When the fiance and I started our Master Organic Gardener certification class, we were told that what we were about to learn was going to be a change of perspective more than anything. A paradigm shift. We’ve learned a lot about gardening; how to test our soil, understand the biology and chemistry of soil vitality and how to make compost tea. But at the end of the day, the most important lesson I will take away from all of this is how to see my garden in a completely different light.
Now don’t get me wrong – we were already practicing organic horticulture before we dove headfirst into this class. I certainly wasn’t running around with Roundup in my hip-holster. No sir. But boy oh boy have I had some revelations. The biggest one being – the best way to a fantastic organic garden is to not garden so much! See – told ya, wrap your head around that!
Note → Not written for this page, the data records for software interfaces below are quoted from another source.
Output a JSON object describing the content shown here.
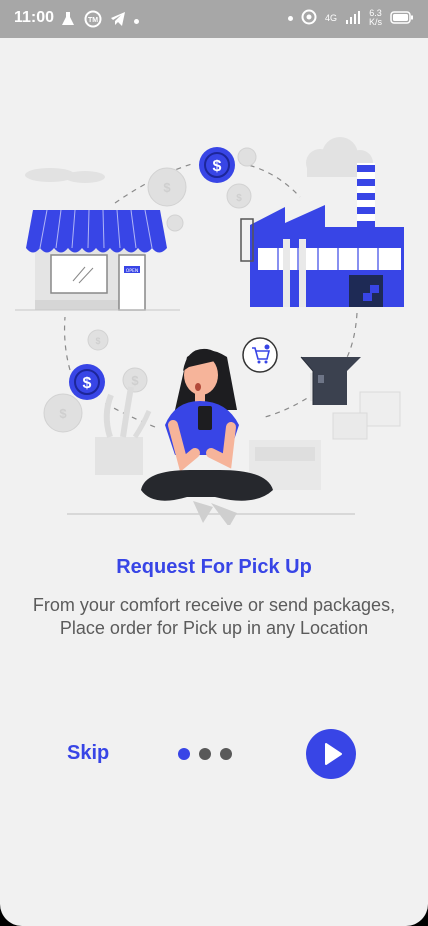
{
  "status_bar": {
    "time": "11:00",
    "network_type": "4G",
    "speed_value": "6.3",
    "speed_unit": "K/s"
  },
  "onboarding": {
    "title": "Request For Pick Up",
    "description_line1": "From your comfort receive or send packages,",
    "description_line2": "Place order for Pick up in any Location",
    "skip_label": "Skip",
    "pages": [
      {
        "active": true
      },
      {
        "active": false
      },
      {
        "active": false
      }
    ],
    "store_sign_text": "OPEN"
  },
  "colors": {
    "accent": "#3845e6",
    "background": "#f1f1f1",
    "status_bar": "#a7a7a7"
  }
}
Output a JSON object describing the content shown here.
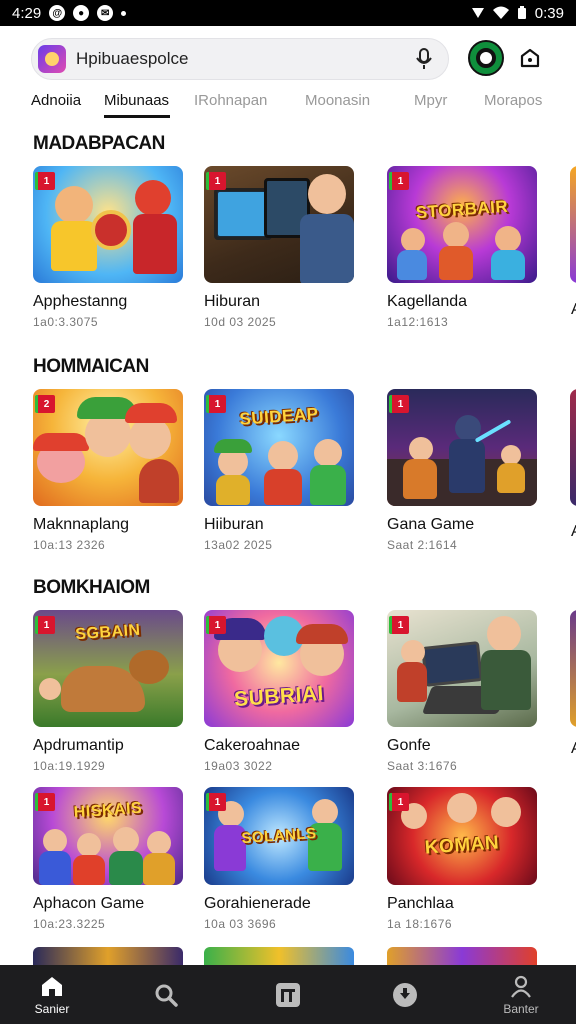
{
  "status_bar": {
    "time": "4:29",
    "clock_right": "0:39"
  },
  "search": {
    "placeholder": "Hpibuaespolce",
    "value": "Hpibuaespolce"
  },
  "tabs": [
    {
      "label": "Adnoiia"
    },
    {
      "label": "Mibunaas"
    },
    {
      "label": "IRohnapan"
    },
    {
      "label": "Moonasin"
    },
    {
      "label": "Mpyr"
    },
    {
      "label": "Morapos"
    }
  ],
  "sections": [
    {
      "title": "MADABPACAN",
      "cards": [
        {
          "title": "Apphestanng",
          "sub": "1a0:3.3075",
          "badge": "1"
        },
        {
          "title": "Hiburan",
          "sub": "10d 03 2025",
          "badge": "1"
        },
        {
          "title": "Kagellanda",
          "sub": "1a12:1613",
          "badge": "1"
        },
        {
          "title": "A"
        }
      ]
    },
    {
      "title": "HOMMAICAN",
      "cards": [
        {
          "title": "Maknnaplang",
          "sub": "10a:13 2326",
          "badge": "2"
        },
        {
          "title": "Hiiburan",
          "sub": "13a02 2025",
          "badge": "1"
        },
        {
          "title": "Gana Game",
          "sub": "Saat 2:1614",
          "badge": "1"
        },
        {
          "title": "A"
        }
      ]
    },
    {
      "title": "BOMKHAIOM",
      "cards": [
        {
          "title": "Apdrumantip",
          "sub": "10a:19.1929",
          "badge": "1",
          "banner": "SGBAIN"
        },
        {
          "title": "Cakeroahnae",
          "sub": "19a03 3022",
          "badge": "1",
          "banner": "SUBRIAI"
        },
        {
          "title": "Gonfe",
          "sub": "Saat 3:1676",
          "badge": "1"
        },
        {
          "title": "A"
        }
      ]
    },
    {
      "title": "",
      "cards": [
        {
          "title": "Aphacon Game",
          "sub": "10a:23.3225",
          "badge": "1",
          "banner": "HISKAIS"
        },
        {
          "title": "Gorahienerade",
          "sub": "10a 03 3696",
          "badge": "1",
          "banner": "SOLANLS"
        },
        {
          "title": "Panchlaa",
          "sub": "1a 18:1676",
          "badge": "1",
          "banner": "KOMAN"
        }
      ]
    }
  ],
  "nav": [
    {
      "label": "Sanier",
      "icon": "home-icon"
    },
    {
      "label": "",
      "icon": "search-icon"
    },
    {
      "label": "",
      "icon": "library-icon"
    },
    {
      "label": "",
      "icon": "download-icon"
    },
    {
      "label": "Banter",
      "icon": "profile-icon"
    }
  ],
  "colors": {
    "accent": "#d8152e",
    "nav_bg": "#1d1d1f",
    "status_bg": "#000000"
  }
}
This fall the fiance and I have been on a new gardening adventure – we’re in the process of becoming certified as Organic Master Gardeners through SOUL and Gaia College. So far it has knocked my socks off. Spending 6 hours in “school” a week might seem like a bit much on top of a full time job and life, but it has been well worth the time. We have surprised ourselves not only with how much there is to know, but even more by how much knowledge we’ve already gained through our reading and endless hours in the garden.
The program is split between evening in-class lectures and Saturday afternoons in the garden. Our last Saturday was spent in the pouring rain learning how to compost and picking worms (you know you’re a hard core gardener when). Thankfully today, halloween, the sun came out for us for our garden bed installation class.
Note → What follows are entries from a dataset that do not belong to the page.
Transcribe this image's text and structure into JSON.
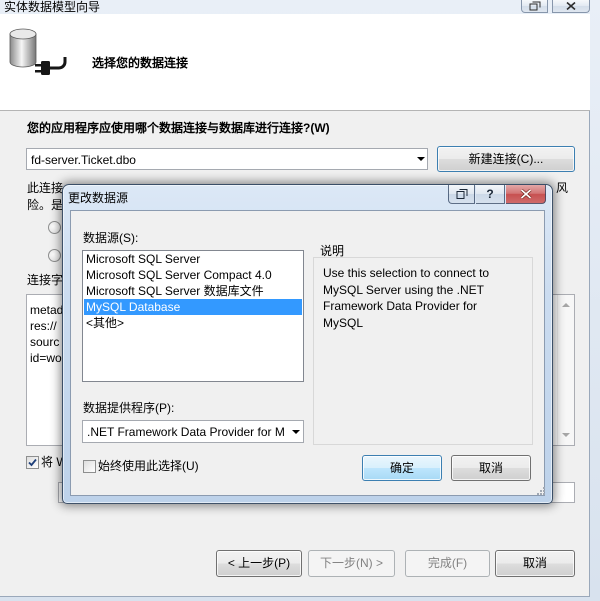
{
  "wizard": {
    "title": "实体数据模型向导",
    "header_title": "选择您的数据连接",
    "connection_question": "您的应用程序应使用哪个数据连接与数据库进行连接?(W)",
    "connection_combo": {
      "value": "fd-server.Ticket.dbo"
    },
    "new_connection_button": "新建连接(C)...",
    "sensitive_data_text": {
      "line1_left": "此连接",
      "line1_right": "风",
      "line2_left": "险。是"
    },
    "connection_string": {
      "label": "连接字",
      "lines": [
        "metad",
        "res://",
        "sourc",
        "id=wo"
      ]
    },
    "save_settings": {
      "checked": true,
      "label": "将 W"
    },
    "footer_buttons": {
      "back": "< 上一步(P)",
      "next": "下一步(N) >",
      "finish": "完成(F)",
      "cancel": "取消"
    }
  },
  "dialog": {
    "title": "更改数据源",
    "help_button": "?",
    "data_source_label": "数据源(S):",
    "data_source_list": {
      "items": [
        "Microsoft SQL Server",
        "Microsoft SQL Server Compact 4.0",
        "Microsoft SQL Server 数据库文件",
        "MySQL Database",
        "<其他>"
      ],
      "selected_index": 3
    },
    "description_label": "说明",
    "description_text": "Use this selection to connect to MySQL Server using the .NET Framework Data Provider for MySQL",
    "provider_label": "数据提供程序(P):",
    "provider_combo": {
      "value": ".NET Framework Data Provider for M"
    },
    "always_use": {
      "checked": false,
      "label": "始终使用此选择(U)"
    },
    "ok_button": "确定",
    "cancel_button": "取消"
  },
  "icons": {
    "header": "database-connection-icon",
    "caption_extra": "window-icon",
    "caption_close": "close-icon",
    "dropdown": "chevron-down-icon",
    "checkbox": "checkmark-icon",
    "resize": "resize-grip-icon"
  },
  "colors": {
    "selection": "#3399ff",
    "close_button": "#c75050",
    "focus_border": "#3c7fb1"
  }
}
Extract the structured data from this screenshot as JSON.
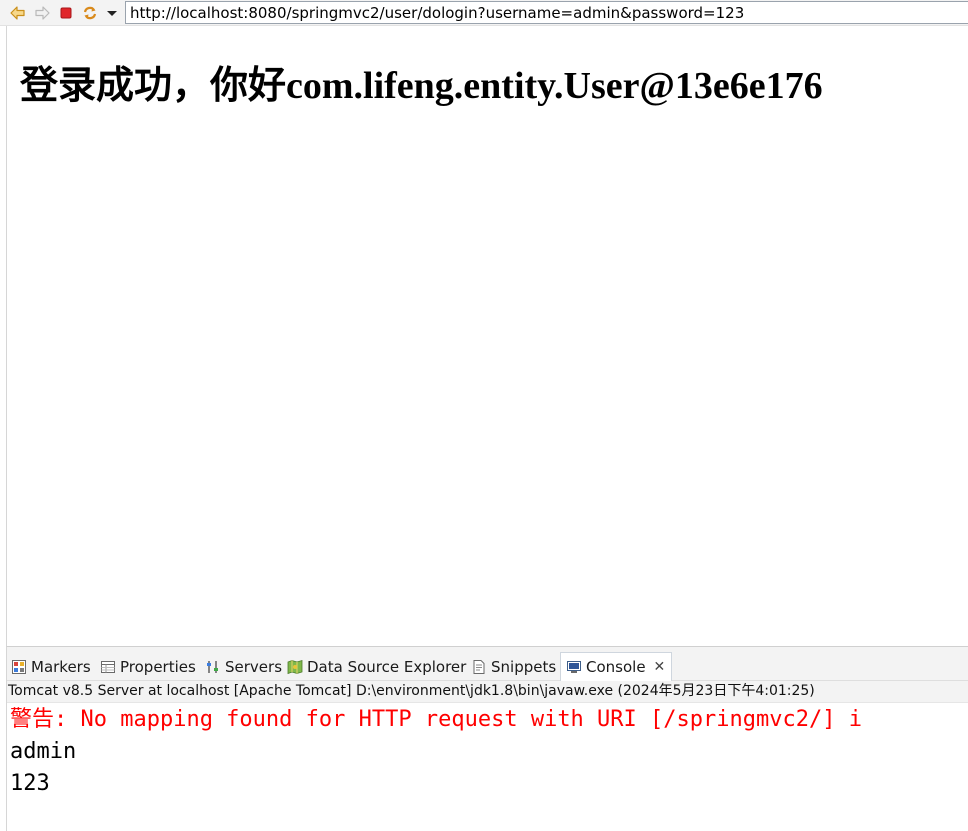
{
  "browser": {
    "url": "http://localhost:8080/springmvc2/user/dologin?username=admin&password=123",
    "buttons": [
      "back-icon",
      "forward-icon",
      "stop-icon",
      "refresh-icon",
      "dropdown-icon"
    ]
  },
  "page": {
    "heading": "登录成功，你好com.lifeng.entity.User@13e6e176"
  },
  "views": {
    "tabs": [
      {
        "label": "Markers",
        "icon": "markers-icon"
      },
      {
        "label": "Properties",
        "icon": "properties-icon"
      },
      {
        "label": "Servers",
        "icon": "servers-icon"
      },
      {
        "label": "Data Source Explorer",
        "icon": "data-source-icon"
      },
      {
        "label": "Snippets",
        "icon": "snippets-icon"
      },
      {
        "label": "Console",
        "icon": "console-icon",
        "active": true
      }
    ],
    "console_info": "Tomcat v8.5 Server at localhost [Apache Tomcat] D:\\environment\\jdk1.8\\bin\\javaw.exe  (2024年5月23日下午4:01:25)",
    "console_lines": [
      "警告: No mapping found for HTTP request with URI [/springmvc2/] i",
      "admin",
      "123"
    ]
  },
  "colors": {
    "warning_text": "#ff0000",
    "toolbar_bg": "#f3f3f3"
  }
}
Sheet composting is the lazy lady’s way of installing a garden bed. My goodness if I had known about this before we ripped out the lawn . . . I can’t help but shake my head at how much digging I could have saved my poor little arms. Basically rather than going to the bother of ripping up the lawn or making a pile of compost in a corner somewhere, you’re killing two birds and making the compost right there where you want the bed. Continue reading →